According to Edmund's, the 1974 base engine’s 88 horsepower (66 kW) was "truly pathetic" and the optional V6’s 105 horsepower (78 kW) was "underwhelming." (With the addition of mandatory catalytic converters in 1975 these outputs fell to 83 and 97 hp (72 kW) respectively.) In 1976 the "standard four [-cylinder] swelled to a heady 92 horsepower (69 kW), the V6 increased to 102 hp (76 kW), and [sales were] a surprisingly stable 187,567 units—a mere 1,019 less than in '75." In 1977 the engines’ power outputs dropped again, to 89 and 93 horsepower (69 kW) respectively, and production dropped "about 18 percent to 153,117 cars."
Writers of today ignore the rave reviews of 1974–1976 models, and one even describes the Mustang II as "lamentable." The New York Times said in 2006 that defective steering, together with a fuel tank of the same design as in the Pinto, a car "forever infamous for exploding when struck in the rear," caused owners an anxiety that was "heightened by the fact that some Mustang IIs had Firestone 500 tires, notorious in the 70's for widespread failures." It continued: "Ford, not content to drag the revered Mustang name through the mud...added badges from Ghia, the venerable Italian studio that it had bought, to versions of the Mustang II with partial vinyl roofs and tacky opera windows." According to Edmunds Inside Line the 1978 King Cobra "wasn't much more than a Cobra II with revised graphics and the hood scoop turned around backward..." This model was "visually about as nutty a Mustang as has ever been built" but "[m]ysteriously, production climbed to 192,410 units."

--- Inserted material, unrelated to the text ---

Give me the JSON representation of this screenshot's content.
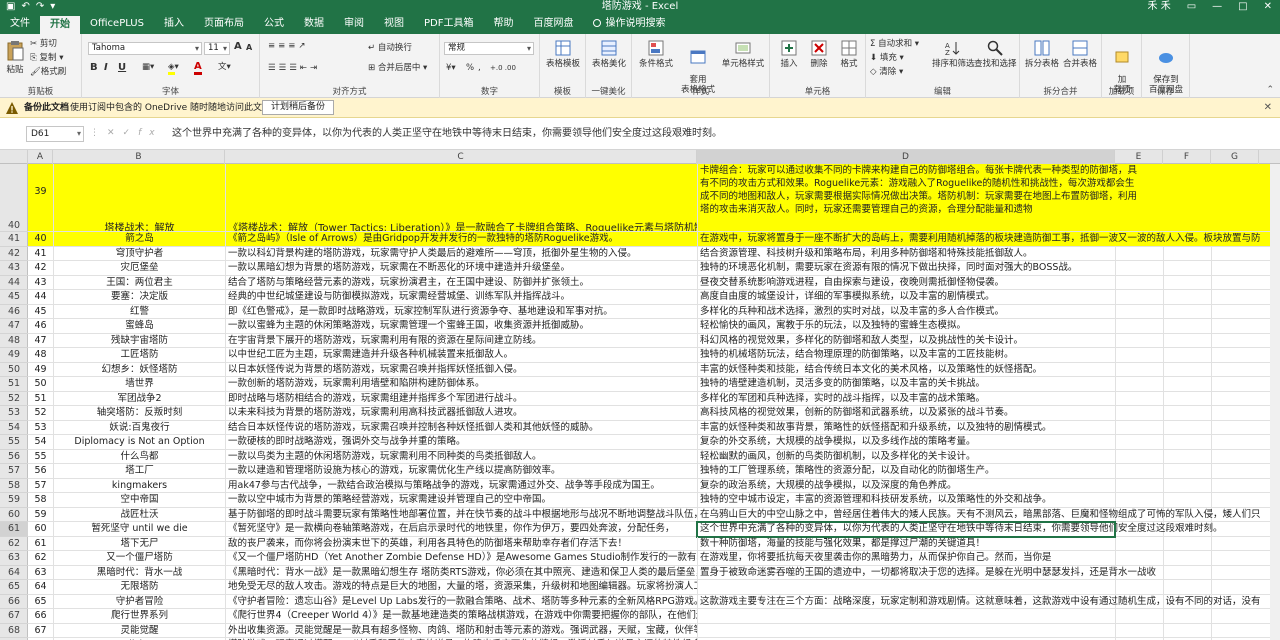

A 1995 book on the history of the Mustang refers to the introduction of "a lukewarm optional 302 V8 in 1975" and says that "the token revival of the Cobra name—appearing as the taped-and-striped Cobra II—the following year did little to stem the tide as customers grew less enchanted with the Mustang II’s cramped quarters and weak performance." There was "a steady slide in 1976 and '77." Despite the 25-percent rise in sales for 1978, "not even the high-profile Cobra with its flashy decals and snazzy spats and spoilers could save the day for the second-generation Mustang."
A review by Edmunds concluded: "As much as the Mustang II is despised today, Ford appreciated its success back then." "The Mustang II kept the pony car spirit alive in the face of those very rough times ... no small achievement and reason enough to respect Iacocca's little jewel."
"Many Mustang enthusiasts disdained the Mustang II as an aberration, not a “real” Mustang. It was, however, a product of its time, and many find it a desirable collectible today."